Dataset rows describing interfaces
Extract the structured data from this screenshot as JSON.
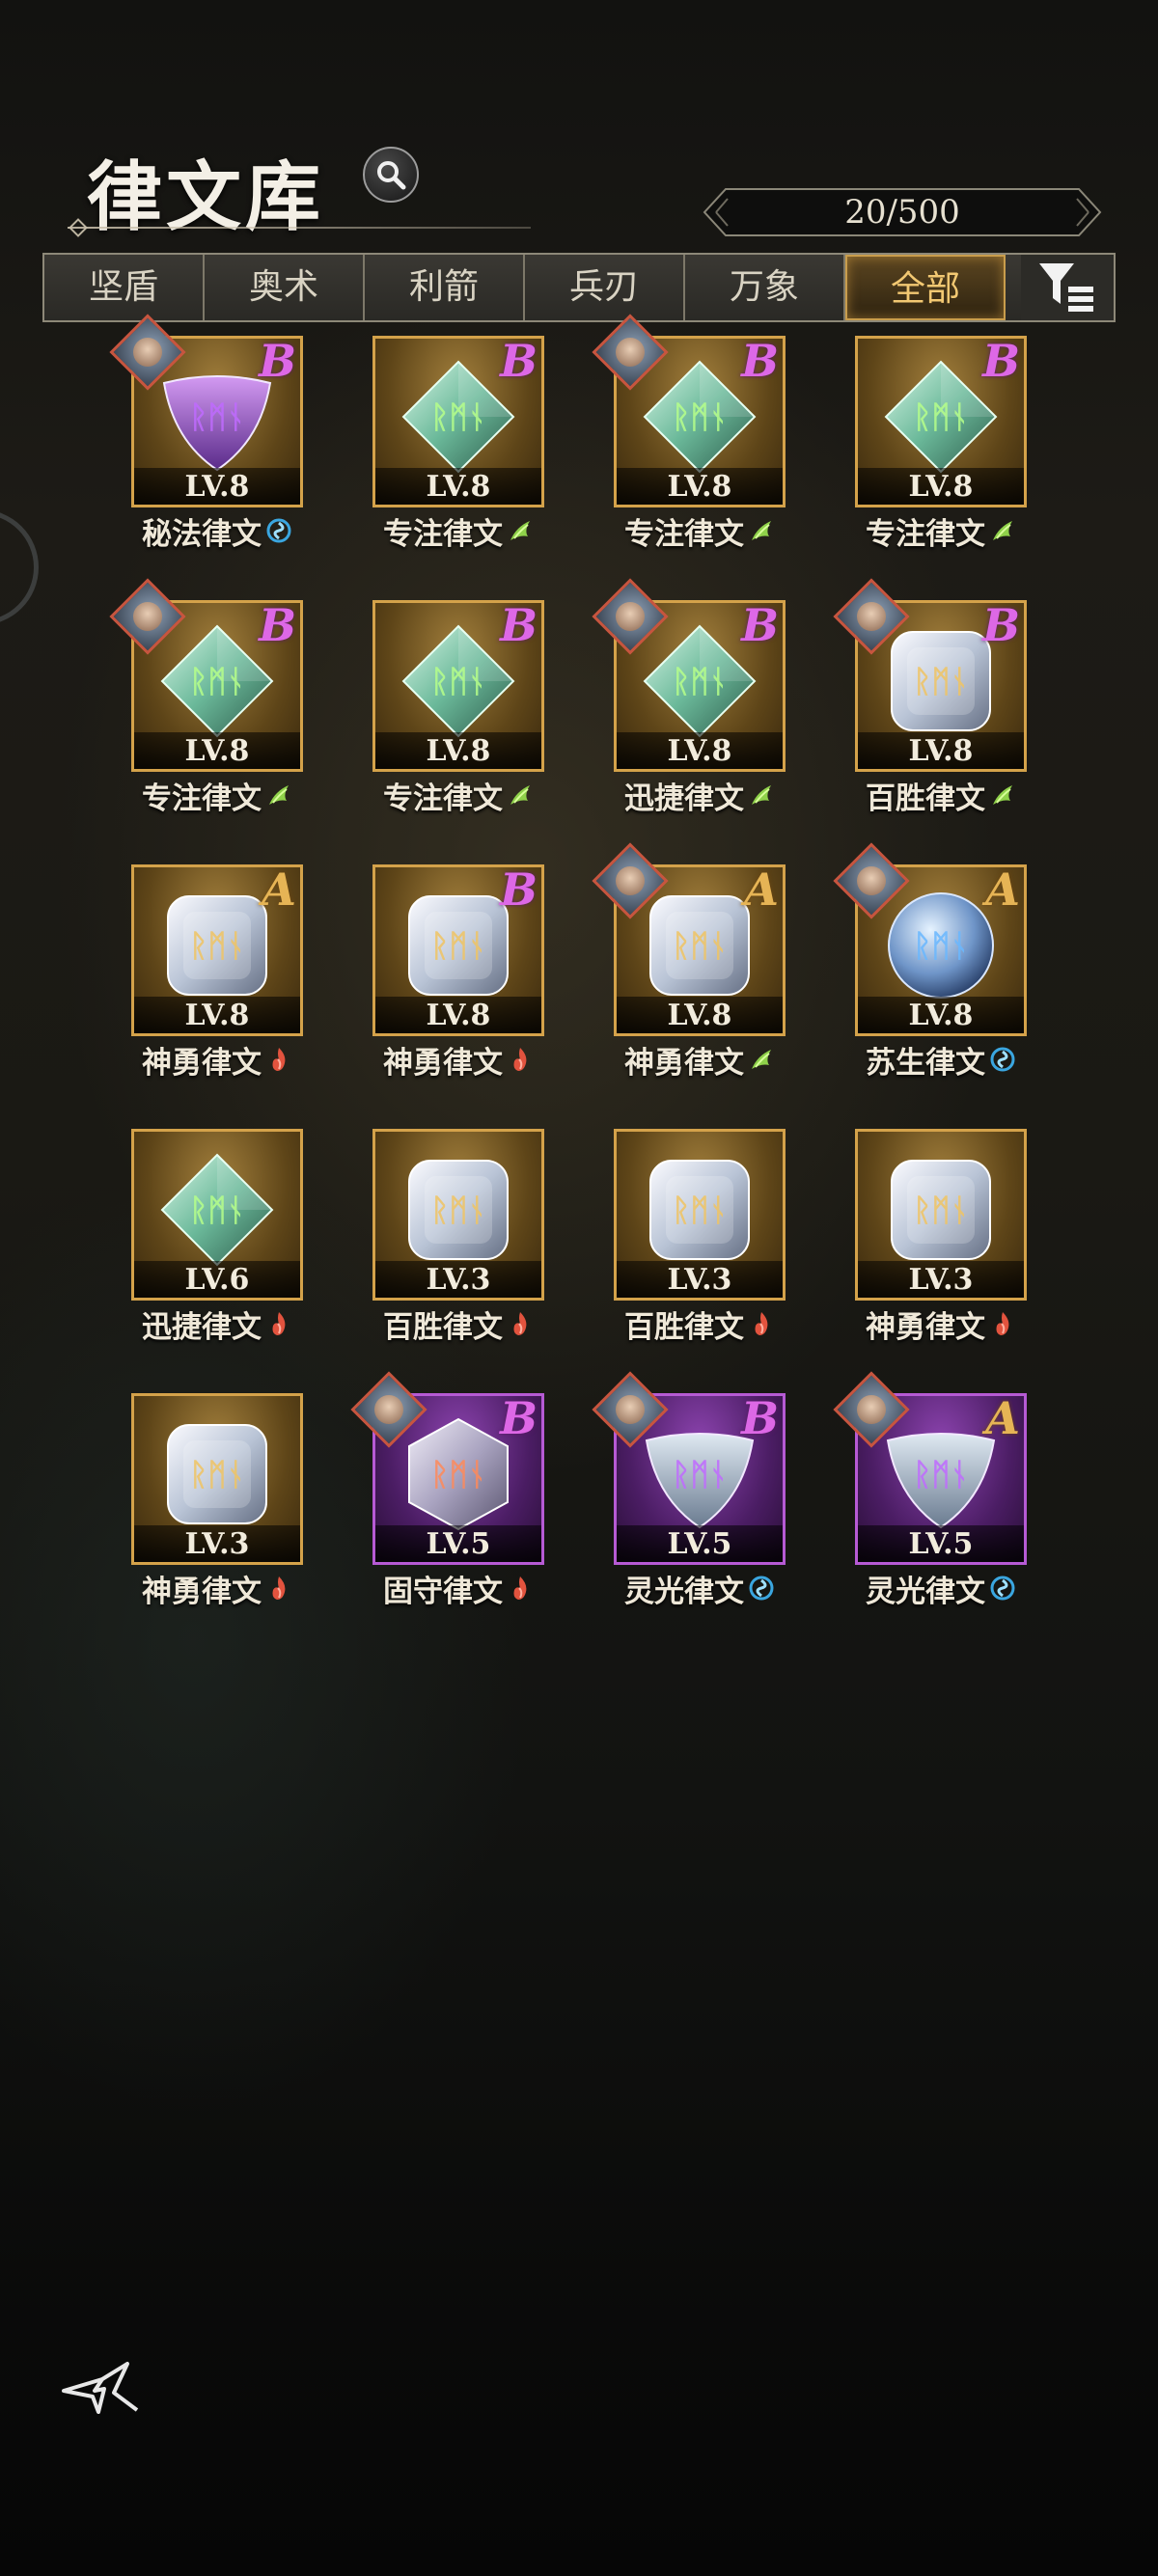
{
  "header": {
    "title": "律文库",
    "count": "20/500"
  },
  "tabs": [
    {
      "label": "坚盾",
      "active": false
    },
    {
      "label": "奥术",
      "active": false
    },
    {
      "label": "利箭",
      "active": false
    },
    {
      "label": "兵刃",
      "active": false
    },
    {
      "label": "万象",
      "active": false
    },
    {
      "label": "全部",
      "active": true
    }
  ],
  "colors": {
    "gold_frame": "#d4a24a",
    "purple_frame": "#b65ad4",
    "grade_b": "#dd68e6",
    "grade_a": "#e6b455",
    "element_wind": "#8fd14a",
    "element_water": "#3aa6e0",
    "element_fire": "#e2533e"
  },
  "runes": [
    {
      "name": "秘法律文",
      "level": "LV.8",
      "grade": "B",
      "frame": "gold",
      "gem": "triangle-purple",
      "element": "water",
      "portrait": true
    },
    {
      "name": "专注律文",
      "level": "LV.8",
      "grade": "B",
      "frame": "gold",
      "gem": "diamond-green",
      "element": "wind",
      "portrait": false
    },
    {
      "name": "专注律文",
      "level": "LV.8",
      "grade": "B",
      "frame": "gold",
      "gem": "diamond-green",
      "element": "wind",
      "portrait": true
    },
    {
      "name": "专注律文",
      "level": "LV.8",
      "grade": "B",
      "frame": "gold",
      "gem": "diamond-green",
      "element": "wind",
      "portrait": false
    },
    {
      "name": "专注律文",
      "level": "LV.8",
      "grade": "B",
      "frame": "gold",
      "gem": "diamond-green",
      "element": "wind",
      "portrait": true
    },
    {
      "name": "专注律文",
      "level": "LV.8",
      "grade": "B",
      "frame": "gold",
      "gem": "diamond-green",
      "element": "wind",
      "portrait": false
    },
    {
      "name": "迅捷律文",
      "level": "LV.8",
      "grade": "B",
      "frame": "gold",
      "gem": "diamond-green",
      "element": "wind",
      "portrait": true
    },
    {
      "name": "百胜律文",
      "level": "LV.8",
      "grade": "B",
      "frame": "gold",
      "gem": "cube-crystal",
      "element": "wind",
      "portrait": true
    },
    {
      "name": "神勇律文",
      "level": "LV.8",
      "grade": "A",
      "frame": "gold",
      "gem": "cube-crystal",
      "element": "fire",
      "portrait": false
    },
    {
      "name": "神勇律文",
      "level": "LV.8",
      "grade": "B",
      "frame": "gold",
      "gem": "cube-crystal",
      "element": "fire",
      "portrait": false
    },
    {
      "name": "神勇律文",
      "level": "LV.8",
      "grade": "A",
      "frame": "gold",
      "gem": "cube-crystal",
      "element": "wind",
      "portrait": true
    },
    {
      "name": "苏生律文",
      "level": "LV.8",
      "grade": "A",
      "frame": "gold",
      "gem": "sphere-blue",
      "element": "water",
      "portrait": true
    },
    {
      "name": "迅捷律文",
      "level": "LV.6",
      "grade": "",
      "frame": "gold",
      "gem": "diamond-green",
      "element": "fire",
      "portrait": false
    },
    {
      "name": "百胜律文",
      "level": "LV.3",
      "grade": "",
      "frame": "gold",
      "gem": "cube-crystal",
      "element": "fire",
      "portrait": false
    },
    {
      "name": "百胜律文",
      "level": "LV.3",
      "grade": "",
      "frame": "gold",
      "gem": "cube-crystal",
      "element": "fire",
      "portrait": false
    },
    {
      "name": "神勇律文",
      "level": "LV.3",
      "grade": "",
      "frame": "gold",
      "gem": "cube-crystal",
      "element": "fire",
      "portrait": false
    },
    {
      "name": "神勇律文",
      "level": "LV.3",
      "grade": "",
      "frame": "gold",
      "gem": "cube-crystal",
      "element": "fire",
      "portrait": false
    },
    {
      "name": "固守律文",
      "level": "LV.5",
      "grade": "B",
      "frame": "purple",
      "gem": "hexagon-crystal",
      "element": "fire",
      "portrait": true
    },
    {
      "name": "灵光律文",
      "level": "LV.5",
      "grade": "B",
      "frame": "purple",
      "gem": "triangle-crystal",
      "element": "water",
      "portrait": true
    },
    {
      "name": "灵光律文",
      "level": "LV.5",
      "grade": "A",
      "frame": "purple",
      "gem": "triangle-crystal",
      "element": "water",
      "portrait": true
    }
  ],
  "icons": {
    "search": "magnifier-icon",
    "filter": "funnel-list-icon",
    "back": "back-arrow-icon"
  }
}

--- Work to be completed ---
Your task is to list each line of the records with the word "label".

--- Solution to this problem ---
      "label": "坚盾",
      "label": "奥术",
      "label": "利箭",
      "label": "兵刃",
      "label": "万象",
      "label": "全部",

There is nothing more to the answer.